What record labels do
From the first-hand experience
Hi Daniel, since you work as an A&R I hope you can answer my questions. Some time ago I signed my debut release on a label, it’s a good and credible label so I’m absolutely happy with this. However, when my release is out, I have seen no promotion or much activity from the label. I put all my efforts for creating a quality product and expected a solid campaign to help me reach out success and get bookings, so I’m wondering why it’s not happened? Maybe I just have wrong expectations? What record labels actually do?
You asked very good questions Brandon as I see misunderstanding among many producers about how labels work and what they actually do. It is mistaken to think that a record label should do everything: marketing, bookings, management — these all are distinctive aspects of the music business, usually done by different people or companies.
To answer your questions on a deeper level and give a first-hand experience, I asked an expert’s opinion of Nishan Sankhe, Digital Om Productions partner and co-label manager. From there Nishan tells:
Nishan Sankhe, label partner and co-manager.
Digital Om Production is one of the leading Psytrance record label based in India and Nepal

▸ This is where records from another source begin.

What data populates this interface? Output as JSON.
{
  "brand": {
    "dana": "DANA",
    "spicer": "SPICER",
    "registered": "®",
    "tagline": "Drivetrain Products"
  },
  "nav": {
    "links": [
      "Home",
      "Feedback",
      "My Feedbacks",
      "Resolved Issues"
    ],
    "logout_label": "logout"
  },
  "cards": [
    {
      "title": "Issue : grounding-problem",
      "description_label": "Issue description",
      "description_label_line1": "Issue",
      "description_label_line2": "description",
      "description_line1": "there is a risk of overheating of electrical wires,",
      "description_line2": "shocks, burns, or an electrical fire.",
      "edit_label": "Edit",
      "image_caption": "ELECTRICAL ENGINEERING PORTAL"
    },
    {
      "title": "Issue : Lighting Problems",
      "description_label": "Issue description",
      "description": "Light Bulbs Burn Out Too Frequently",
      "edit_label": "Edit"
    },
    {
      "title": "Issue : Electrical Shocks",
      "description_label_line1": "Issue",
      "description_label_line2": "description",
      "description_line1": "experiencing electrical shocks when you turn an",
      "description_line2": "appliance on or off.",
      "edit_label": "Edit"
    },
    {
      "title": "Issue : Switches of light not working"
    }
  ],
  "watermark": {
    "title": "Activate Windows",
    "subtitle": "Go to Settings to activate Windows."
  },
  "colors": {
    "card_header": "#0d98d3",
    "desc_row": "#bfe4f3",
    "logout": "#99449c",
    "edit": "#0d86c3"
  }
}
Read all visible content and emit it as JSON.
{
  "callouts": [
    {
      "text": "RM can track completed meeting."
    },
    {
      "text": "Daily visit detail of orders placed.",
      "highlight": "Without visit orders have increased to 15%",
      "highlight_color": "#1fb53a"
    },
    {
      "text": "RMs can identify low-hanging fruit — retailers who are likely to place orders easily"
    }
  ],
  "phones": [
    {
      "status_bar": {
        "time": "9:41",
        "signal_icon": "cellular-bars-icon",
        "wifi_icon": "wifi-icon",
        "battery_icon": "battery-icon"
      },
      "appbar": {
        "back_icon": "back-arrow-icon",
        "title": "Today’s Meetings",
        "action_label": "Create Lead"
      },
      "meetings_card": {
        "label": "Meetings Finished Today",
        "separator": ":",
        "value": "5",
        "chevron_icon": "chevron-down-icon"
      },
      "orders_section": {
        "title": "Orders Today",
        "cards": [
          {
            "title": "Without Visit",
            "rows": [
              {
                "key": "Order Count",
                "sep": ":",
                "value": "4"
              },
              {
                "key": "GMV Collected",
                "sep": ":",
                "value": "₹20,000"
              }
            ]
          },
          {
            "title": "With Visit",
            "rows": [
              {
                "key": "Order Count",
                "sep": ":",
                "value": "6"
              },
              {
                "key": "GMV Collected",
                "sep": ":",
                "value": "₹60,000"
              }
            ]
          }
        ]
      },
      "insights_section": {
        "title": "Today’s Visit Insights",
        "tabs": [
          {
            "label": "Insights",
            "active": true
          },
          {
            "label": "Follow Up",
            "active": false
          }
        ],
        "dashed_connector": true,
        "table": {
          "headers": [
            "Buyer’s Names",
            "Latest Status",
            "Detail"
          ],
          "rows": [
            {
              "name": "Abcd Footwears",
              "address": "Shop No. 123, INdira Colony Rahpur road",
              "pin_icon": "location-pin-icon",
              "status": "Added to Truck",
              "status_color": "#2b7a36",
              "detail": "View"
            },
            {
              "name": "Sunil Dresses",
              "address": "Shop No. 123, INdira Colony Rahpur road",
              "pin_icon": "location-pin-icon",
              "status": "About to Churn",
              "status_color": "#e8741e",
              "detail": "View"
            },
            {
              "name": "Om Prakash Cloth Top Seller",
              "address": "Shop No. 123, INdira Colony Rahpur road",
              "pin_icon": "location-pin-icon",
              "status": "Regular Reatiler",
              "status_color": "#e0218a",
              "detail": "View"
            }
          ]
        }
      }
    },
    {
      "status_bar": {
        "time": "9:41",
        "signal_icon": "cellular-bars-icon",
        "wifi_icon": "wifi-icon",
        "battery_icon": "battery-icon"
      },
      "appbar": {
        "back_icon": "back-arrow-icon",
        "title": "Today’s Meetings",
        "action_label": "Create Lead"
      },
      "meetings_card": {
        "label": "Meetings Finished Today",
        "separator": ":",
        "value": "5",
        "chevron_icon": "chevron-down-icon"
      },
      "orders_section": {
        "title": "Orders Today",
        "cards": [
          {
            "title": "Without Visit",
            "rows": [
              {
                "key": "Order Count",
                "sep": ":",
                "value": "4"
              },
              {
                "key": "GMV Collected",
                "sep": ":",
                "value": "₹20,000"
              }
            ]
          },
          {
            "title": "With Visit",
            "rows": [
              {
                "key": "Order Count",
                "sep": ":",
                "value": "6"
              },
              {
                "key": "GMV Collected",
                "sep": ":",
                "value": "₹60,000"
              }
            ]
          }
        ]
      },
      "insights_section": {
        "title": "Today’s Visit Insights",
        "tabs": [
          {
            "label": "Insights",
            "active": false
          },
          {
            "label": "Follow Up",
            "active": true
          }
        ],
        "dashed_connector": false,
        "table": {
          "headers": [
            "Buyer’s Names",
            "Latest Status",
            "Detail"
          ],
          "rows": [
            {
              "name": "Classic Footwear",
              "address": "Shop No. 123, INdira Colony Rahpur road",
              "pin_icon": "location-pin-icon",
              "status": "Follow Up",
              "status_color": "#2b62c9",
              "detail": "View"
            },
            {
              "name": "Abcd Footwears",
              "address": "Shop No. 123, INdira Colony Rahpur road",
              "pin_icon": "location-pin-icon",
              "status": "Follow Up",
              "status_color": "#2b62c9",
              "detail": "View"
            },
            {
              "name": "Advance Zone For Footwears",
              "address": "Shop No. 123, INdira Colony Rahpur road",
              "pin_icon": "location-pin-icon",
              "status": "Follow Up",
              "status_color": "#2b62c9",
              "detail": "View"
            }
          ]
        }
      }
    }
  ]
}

Well, just to begin with, I would say that it is every label’s frontmost duty to put out the best possible promotion using their entire experience and network for each and every release they do by bringing the maximum exposure to the music being released. Now coming to the question of the label you released your debut title with not doing enough as per your expectation to promote the release. The answer to this is very straightforward: discuss things in details with a label in the first place, while you are still in talk and negotiations about starting to release with a particular label as a roster artist or maybe guest artist. It’s very important that you being an artist first try and evaluate your own expectations and then make a note of things you are really expecting from a label to do for you, and also understand what that particular label is actually willing to do and offer in terms of assistance and support.
Each release goes through some basic work process as mentioned below :
- Pre-release period: mixing and mastering, creative development, pre-promotion and marketing, distribution, sub-licensing;
- Post-release period. This majorly involves marketing and promotion of the release from a few weeks to months after the release is out. In some cases also bookings for the artist if it’s already part of the pre-negotiated deal. And finally collection of proper sales royalties from all channel partners, distribution, and reimbursing the artist back with his share as per the deal of the previously signed contract.
Now coming to the main question, ‘What Record Labels Actually Do’.
The answer is very subjective depending on what record label you are working with and is already somewhat answered in the explanation above, but to emphasize further I’d say that it is not a record label’s job to find bookings for the artist. The music industry in many sense is now so organized, that there are specialized booking agencies who pick and source upcoming talents. These agencies frontmost duty is to bring maximum exposure to the artist as a whole, start to manage his existing bookings and along the line bring him more bookings via the booking agencies ever growing network.
Also, I remember I have read in one of the previous advice here, there was a question about artist managers where Daniel wrote what actually artist manager does and what are the pros & cons of hiring one. So, in simple words, it is a job of such artist managers and booking agencies to work towards bringing more bookings for the artist, not a record label.
Artist manager: who is that person, and three question to think about
To emphasize more on a record label job, I would say that it is label’s Job to constantly keep updating themselves with various promotion platforms, new social media trends, think of more innovative ideas to promote their releases, always look for best distribution channels and renegotiate the deals when needed. It is very important that label stays in touch and sync with the roster artist keeping them updated on new development and plans, same as collects genuine feedbacks from fans and other artists, as well as DJs in their network about each and every release and pass them back to their releasing artist. Labels also need to start building connections between artist to bring out some possible remix and collaborations opportunities. So, these are the most important and mandatory things that any record label should be doing for their artist’s roster.
Very interesting thing is that some record labels who have been around for a while and have already managed to establish themselves strongly in the Industry either by consistently releasing quality music for years or sourcing out producers with unique sound which resulted in building them as pioneers of certain style or sub-genre within a genre of music over time. As the result, gained massive fans and cult following globally are now also managing bookings for their artist by themselves or partnering with some independent global / regional booking agencies. We somehow feel this should be each and every label’s ultimate goal to not just build a very organized distribution and promotion network for their artists, but also lay a very strong platform for achieving global bookings.
All the above things are possible only with a very fair open hand in hand working relation between the artist and label. There is no compromise at all when it comes to putting in more than 100% and keep doing always better than what your last effort was.
Special thanks to Nishan Sankhe for his time and expert’s opinion. On cover image — complex mechanisms of the music business, it works properly only when all pieces are combined together.
P.S. This post is a part of the weekly “Advice” series. I’m happy to advise on such topics as production, performance, management, marketing, and design in the music industry and beyond. Send me your questions, too.